>>>

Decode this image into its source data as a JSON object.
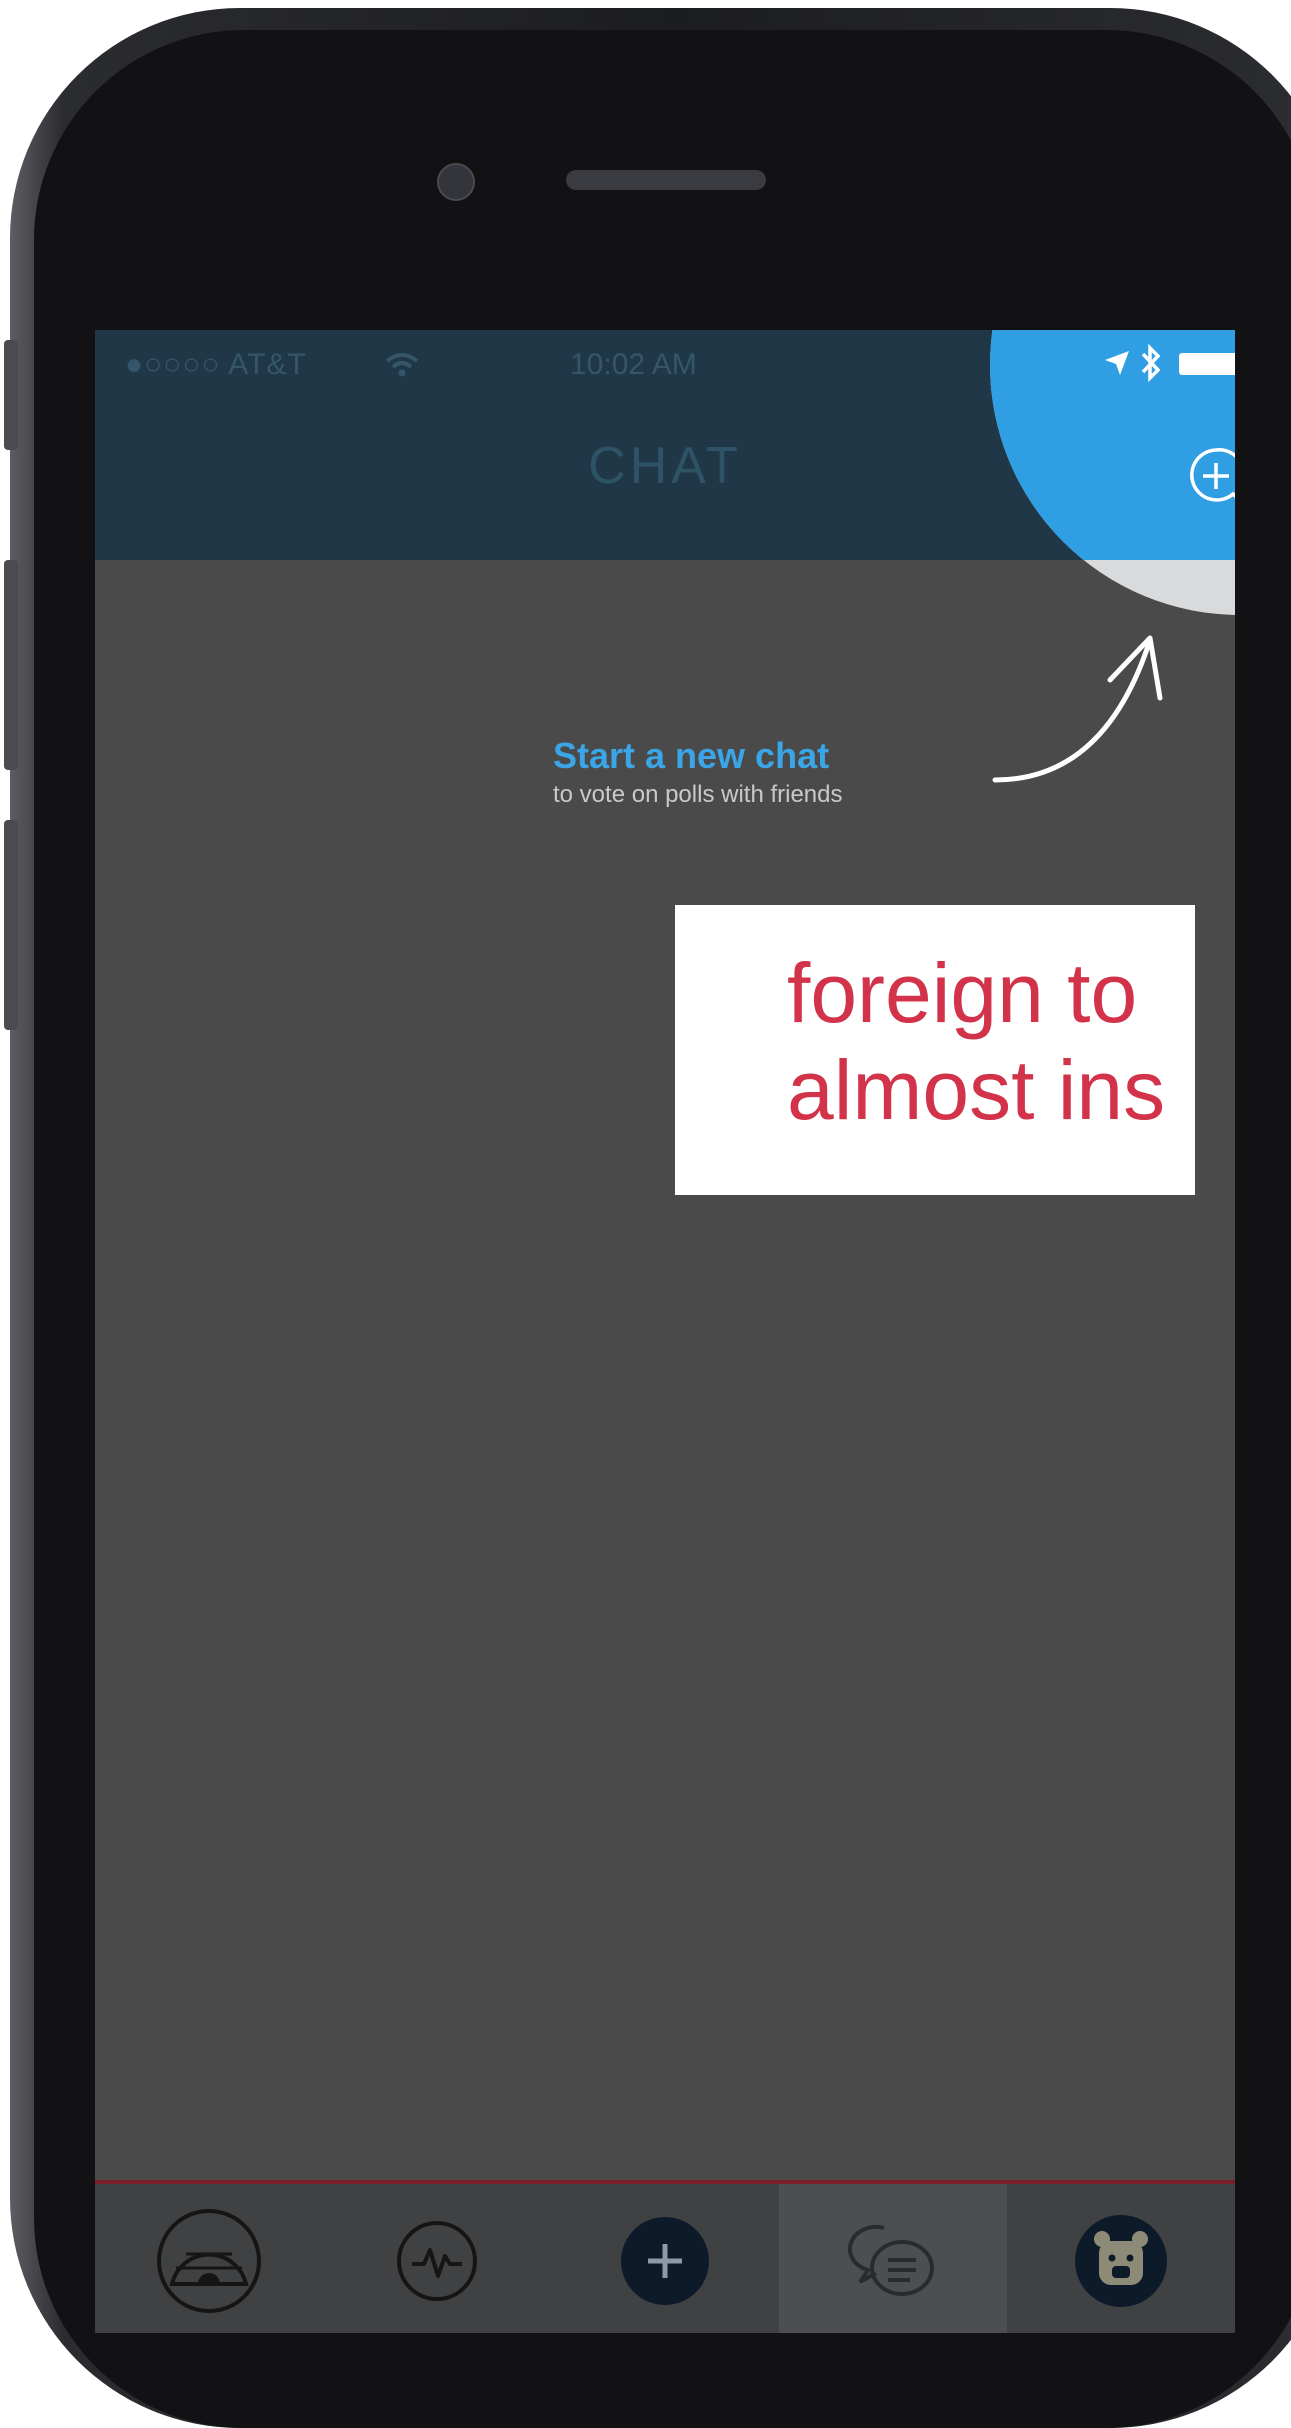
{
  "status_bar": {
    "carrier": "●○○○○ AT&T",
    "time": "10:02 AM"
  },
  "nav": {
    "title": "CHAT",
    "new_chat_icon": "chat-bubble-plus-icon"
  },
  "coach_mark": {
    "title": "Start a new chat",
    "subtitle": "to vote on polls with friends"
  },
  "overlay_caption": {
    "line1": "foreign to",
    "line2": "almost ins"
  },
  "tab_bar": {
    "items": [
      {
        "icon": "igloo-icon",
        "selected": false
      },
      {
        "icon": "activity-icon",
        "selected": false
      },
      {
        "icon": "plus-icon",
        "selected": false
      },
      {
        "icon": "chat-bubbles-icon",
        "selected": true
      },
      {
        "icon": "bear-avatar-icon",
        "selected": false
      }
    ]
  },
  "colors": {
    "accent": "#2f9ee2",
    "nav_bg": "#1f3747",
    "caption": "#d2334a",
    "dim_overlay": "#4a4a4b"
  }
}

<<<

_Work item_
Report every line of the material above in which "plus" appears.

_Answer area_
    "new_chat_icon": "chat-bubble-plus-icon"
        "icon": "plus-icon",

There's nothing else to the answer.